NASA’s upcoming Artemis mission to the Moon hit an important milestone today by successfully ground testing a full-scale version of its newest rocket booster.
Building on the completion of other similar tests of the booster – named Flight Support Booster 1 (FSB-1) – which qualified it for flight as part of the agency’s upcoming Space Launch System (SLS), this most recent test used new propellant materials and verified that the ballistic requirements of its five motors were met. In a follow up teleconference, NASA and its partners confirmed the test accomplished its goals.
Congratulations to the @NASA and @northropgrumman teams on a successful test! Today’s @NASA_SLS Flight Support Booster test evaluates new developments for future #Artemis flights. More: https://t.co/fnxTY7qnQO
— Jim Bridenstine (@JimBridenstine) September 2, 2020
“NASA and Northrop Grumman have completed testing for the boosters used for the first three Artemis missions of the agency’s lunar program,” the digital press kit detailed. “FSB-1 builds upon prior tests of the rocket’s five-segment solid rocket booster to evaluate improvements and new materials in the boosters for missions beyond Artemis III.”
FSB-1 and its variants are primarily built by NASA partner Northrop Grumman whose facility in Promontory, Utah is where today’s test took place. The recent test firing burned for about two minutes and produced 3.6 million pounds of thrust. Its success is a nod to NASA’s claim that these are the largest, most powerful rocket boosters ever built for flight. Measuring 167 feet long and 12 feet in diameter, FSB-1-type boosters will fly in pairs along with the main SLS rocket body and cargo.
NASA’s Artemis mission is dubbed as the “twin sister of Apollo” and is aiming to return humans to the Moon by 2024. The agency has set out to develop a whole suite of technologies to support both a sustainable lunar-oriented mission and a subsequent Mars mission, engaging the commercial space community along the way. While the launch components of Artemis involve the traditional NASA path of using long-time contractors, other parts of the mission have been opened to other bidders whose contract winners have included SpaceX.
As an add-on to its success in launching the first astronauts to the ISS from American soil since the Space Shuttle’s retirement in 2011, SpaceX has also made headway in NASA’s competitive Moon race. The private space company has already procured four contracts to develop and lunar launch and landing capabilities for the agency, one as recently as the end of August. SpaceX also has multiple Moon-oriented launch contracts independent of NASA.
NASA’s SLS rocket seen in its Block 1 configuration with on Orion capsule on top. (NASA)
One of the SLS’s primary competitors will be SpaceX’s Falcon Heavy and Starship rockets. The company has already begun testing prototypes of its rocket-lander combination along with setting world records with its new Raptor engine. While SpaceX’s primary mission is to ferry humans to Mars for lifelong stays, the Moon is already providing paying customers for the venture.

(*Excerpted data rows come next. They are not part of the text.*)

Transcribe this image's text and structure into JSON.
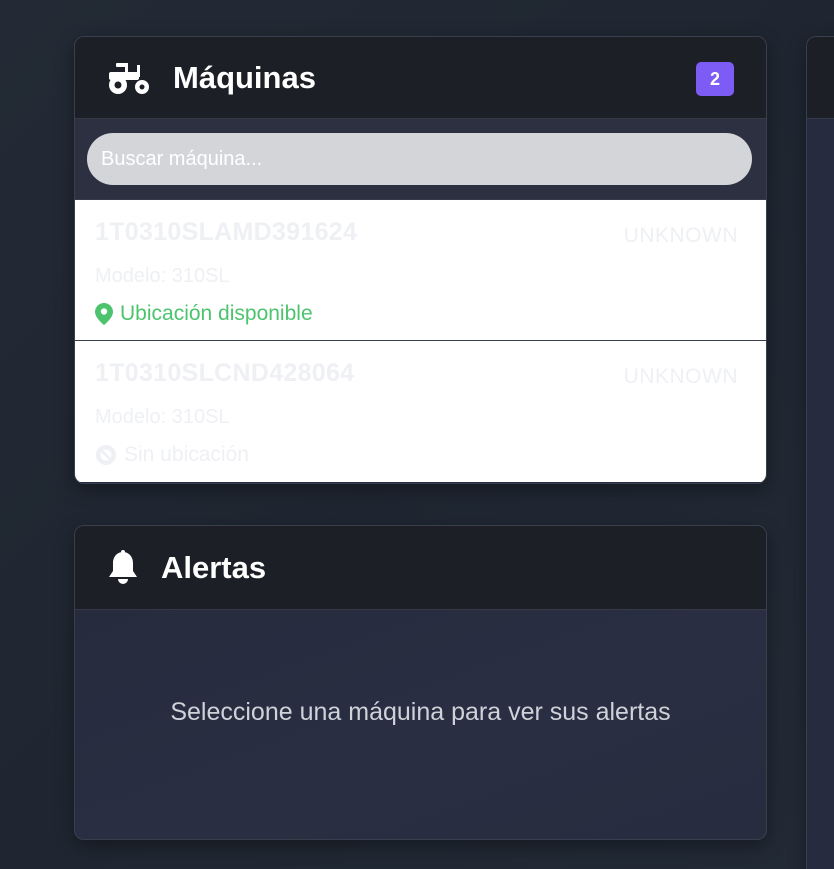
{
  "machines_panel": {
    "title": "Máquinas",
    "icon": "tractor-icon",
    "count": "2",
    "search_placeholder": "Buscar máquina...",
    "items": [
      {
        "id": "1T0310SLAMD391624",
        "status": "UNKNOWN",
        "model": "Modelo: 310SL",
        "location": "Ubicación disponible",
        "location_icon": "map-marker-icon",
        "location_available": true
      },
      {
        "id": "1T0310SLCND428064",
        "status": "UNKNOWN",
        "model": "Modelo: 310SL",
        "location": "Sin ubicación",
        "location_icon": "ban-icon",
        "location_available": false
      }
    ]
  },
  "alerts_panel": {
    "title": "Alertas",
    "icon": "bell-icon",
    "empty_message": "Seleccione una máquina para ver sus alertas"
  },
  "colors": {
    "accent": "#7c5cf5",
    "location_ok": "#4cc46e",
    "header_bg": "#1c1f25",
    "panel_bg": "#262b3f"
  }
}
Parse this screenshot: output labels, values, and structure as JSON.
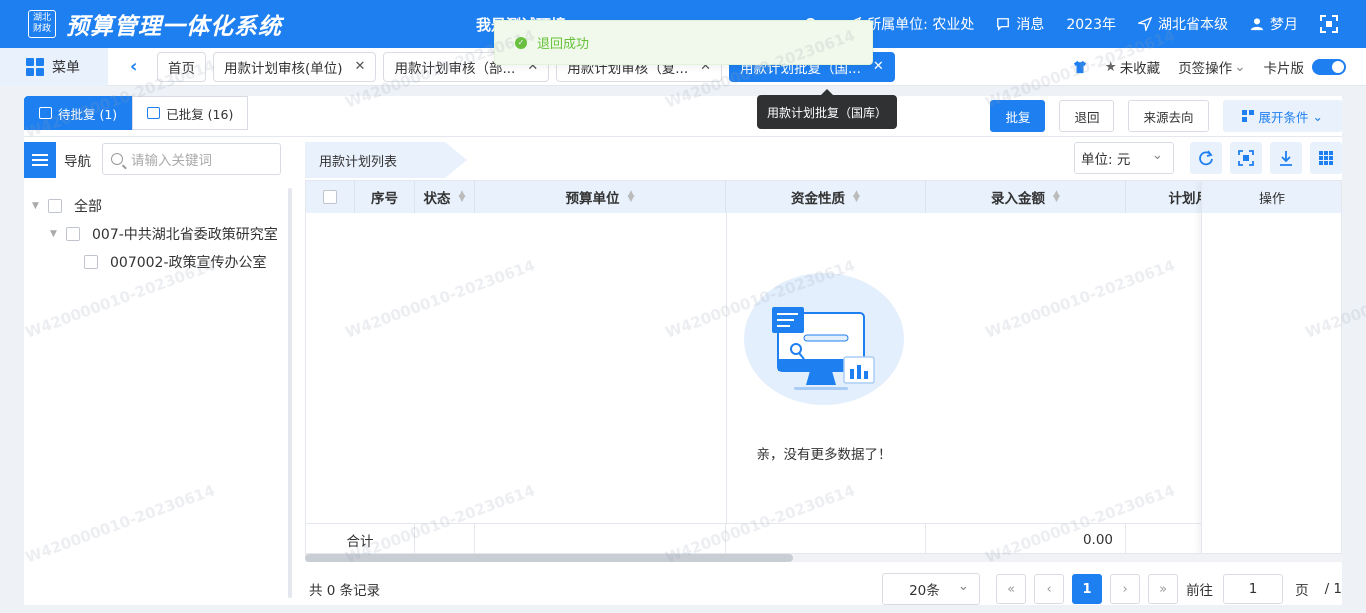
{
  "header": {
    "logo_text": "湖北财政",
    "app_title": "预算管理一体化系统",
    "center_title": "我是测试环境",
    "unit_label": "所属单位: 农业处",
    "messages": "消息",
    "year": "2023年",
    "region": "湖北省本级",
    "user": "梦月"
  },
  "toast": {
    "message": "退回成功"
  },
  "tabbar": {
    "menu": "菜单",
    "tabs": [
      {
        "label": "首页",
        "closable": false
      },
      {
        "label": "用款计划审核(单位)",
        "closable": true
      },
      {
        "label": "用款计划审核（部...",
        "closable": true
      },
      {
        "label": "用款计划审核（复...",
        "closable": true
      },
      {
        "label": "用款计划批复（国...",
        "closable": true
      }
    ],
    "favorite": "未收藏",
    "tab_ops": "页签操作",
    "card_mode": "卡片版"
  },
  "tooltip": "用款计划批复（国库）",
  "subtabs": {
    "pending": "待批复 (1)",
    "done": "已批复 (16)"
  },
  "actions": {
    "approve": "批复",
    "return": "退回",
    "trace": "来源去向",
    "expand": "展开条件"
  },
  "nav": {
    "label": "导航",
    "search_placeholder": "请输入关键词",
    "tree": [
      "全部",
      "007-中共湖北省委政策研究室",
      "007002-政策宣传办公室"
    ]
  },
  "list": {
    "title": "用款计划列表",
    "unit_label": "单位:",
    "unit_value": "元",
    "columns": [
      "序号",
      "状态",
      "预算单位",
      "资金性质",
      "录入金额",
      "计划月份",
      "操作"
    ],
    "empty_text": "亲，没有更多数据了！",
    "sum_label": "合计",
    "sum_amount": "0.00"
  },
  "pager": {
    "total": "共 0 条记录",
    "page_size": "20条",
    "current": "1",
    "goto_label": "前往",
    "goto_value": "1",
    "page_unit": "页",
    "page_total": "/ 1"
  },
  "watermark": "W420000010-20230614",
  "colors": {
    "primary": "#1e7ff0",
    "success": "#67c23a"
  }
}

Last year, CEO Elon Musk announced a private charter agreement between eccentric Japanese billionaire Yusaku Maezawa and the rocket maker for a lunar trip in 2023. SpaceX’s earliest NASA-backed trip to the Moon is set for 2022 while the agency’s own Artemis mission has 2024 on its calendar for launch.
You can watch NASA’s full Artemis mission booster test below: